Exact reproduction is needed for the lines from the one with "Parse this screenshot: output" to the end of the listing below, and for no other lines.

◇ ◇ ◇ ◇ ◇ ◇ ◇

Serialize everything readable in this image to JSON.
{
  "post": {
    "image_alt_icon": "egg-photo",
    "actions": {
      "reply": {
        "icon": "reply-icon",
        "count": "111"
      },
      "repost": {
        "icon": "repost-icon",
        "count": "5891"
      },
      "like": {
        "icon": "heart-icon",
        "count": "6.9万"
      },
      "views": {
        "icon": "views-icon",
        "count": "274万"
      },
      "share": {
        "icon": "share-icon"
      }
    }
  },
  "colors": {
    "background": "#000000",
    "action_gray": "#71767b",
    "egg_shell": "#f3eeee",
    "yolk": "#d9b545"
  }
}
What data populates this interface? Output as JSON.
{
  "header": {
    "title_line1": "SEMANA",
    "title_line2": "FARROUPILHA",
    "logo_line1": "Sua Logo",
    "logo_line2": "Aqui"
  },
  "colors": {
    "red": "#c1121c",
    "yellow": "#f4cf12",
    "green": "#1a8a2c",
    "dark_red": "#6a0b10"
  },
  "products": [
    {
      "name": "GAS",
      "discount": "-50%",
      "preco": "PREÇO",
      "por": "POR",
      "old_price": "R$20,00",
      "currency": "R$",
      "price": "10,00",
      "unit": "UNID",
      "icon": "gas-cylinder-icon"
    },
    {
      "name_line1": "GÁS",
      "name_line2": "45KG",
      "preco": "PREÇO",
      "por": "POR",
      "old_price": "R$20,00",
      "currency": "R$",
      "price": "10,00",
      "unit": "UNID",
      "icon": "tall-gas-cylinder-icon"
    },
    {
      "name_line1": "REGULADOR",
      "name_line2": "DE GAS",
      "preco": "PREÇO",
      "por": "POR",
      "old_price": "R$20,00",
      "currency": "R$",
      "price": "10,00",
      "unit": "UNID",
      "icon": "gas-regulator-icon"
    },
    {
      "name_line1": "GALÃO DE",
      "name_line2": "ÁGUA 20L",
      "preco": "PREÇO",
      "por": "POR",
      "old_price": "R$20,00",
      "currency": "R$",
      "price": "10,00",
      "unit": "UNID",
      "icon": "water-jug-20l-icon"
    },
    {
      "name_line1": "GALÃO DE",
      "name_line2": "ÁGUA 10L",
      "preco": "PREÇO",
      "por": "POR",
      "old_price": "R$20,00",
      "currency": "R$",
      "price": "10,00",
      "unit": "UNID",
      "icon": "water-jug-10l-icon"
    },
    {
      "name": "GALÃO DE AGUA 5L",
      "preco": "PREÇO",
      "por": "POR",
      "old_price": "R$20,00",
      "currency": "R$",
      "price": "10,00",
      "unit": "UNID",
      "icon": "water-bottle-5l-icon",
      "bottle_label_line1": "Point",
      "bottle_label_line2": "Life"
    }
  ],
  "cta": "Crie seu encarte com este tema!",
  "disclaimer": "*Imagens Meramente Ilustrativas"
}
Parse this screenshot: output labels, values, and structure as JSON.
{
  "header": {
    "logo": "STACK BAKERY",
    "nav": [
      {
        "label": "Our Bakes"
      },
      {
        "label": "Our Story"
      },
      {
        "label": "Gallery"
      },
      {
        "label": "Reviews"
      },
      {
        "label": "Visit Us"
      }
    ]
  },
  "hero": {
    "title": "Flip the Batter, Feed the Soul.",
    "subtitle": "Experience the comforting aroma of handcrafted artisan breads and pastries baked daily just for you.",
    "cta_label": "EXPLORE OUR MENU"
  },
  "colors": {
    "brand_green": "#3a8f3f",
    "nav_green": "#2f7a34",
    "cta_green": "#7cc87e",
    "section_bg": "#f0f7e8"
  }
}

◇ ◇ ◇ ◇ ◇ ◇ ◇

* **EXERCISE RESPONSE**:
Parse this screenshot: output labels, values, and structure as JSON.
{
  "header": {
    "logo": "STACK BAKERY",
    "nav": [
      {
        "label": "Our Bakes"
      },
      {
        "label": "Our Story"
      },
      {
        "label": "Gallery"
      },
      {
        "label": "Reviews"
      },
      {
        "label": "Visit Us"
      }
    ]
  },
  "hero": {
    "title": "Flip the Batter, Feed the Soul.",
    "subtitle": "Experience the comforting aroma of handcrafted artisan breads and pastries baked daily just for you.",
    "cta_label": "EXPLORE OUR MENU"
  },
  "colors": {
    "brand_green": "#3a8f3f",
    "nav_green": "#2f7a34",
    "cta_green": "#7cc87e",
    "section_bg": "#f0f7e8"
  }
}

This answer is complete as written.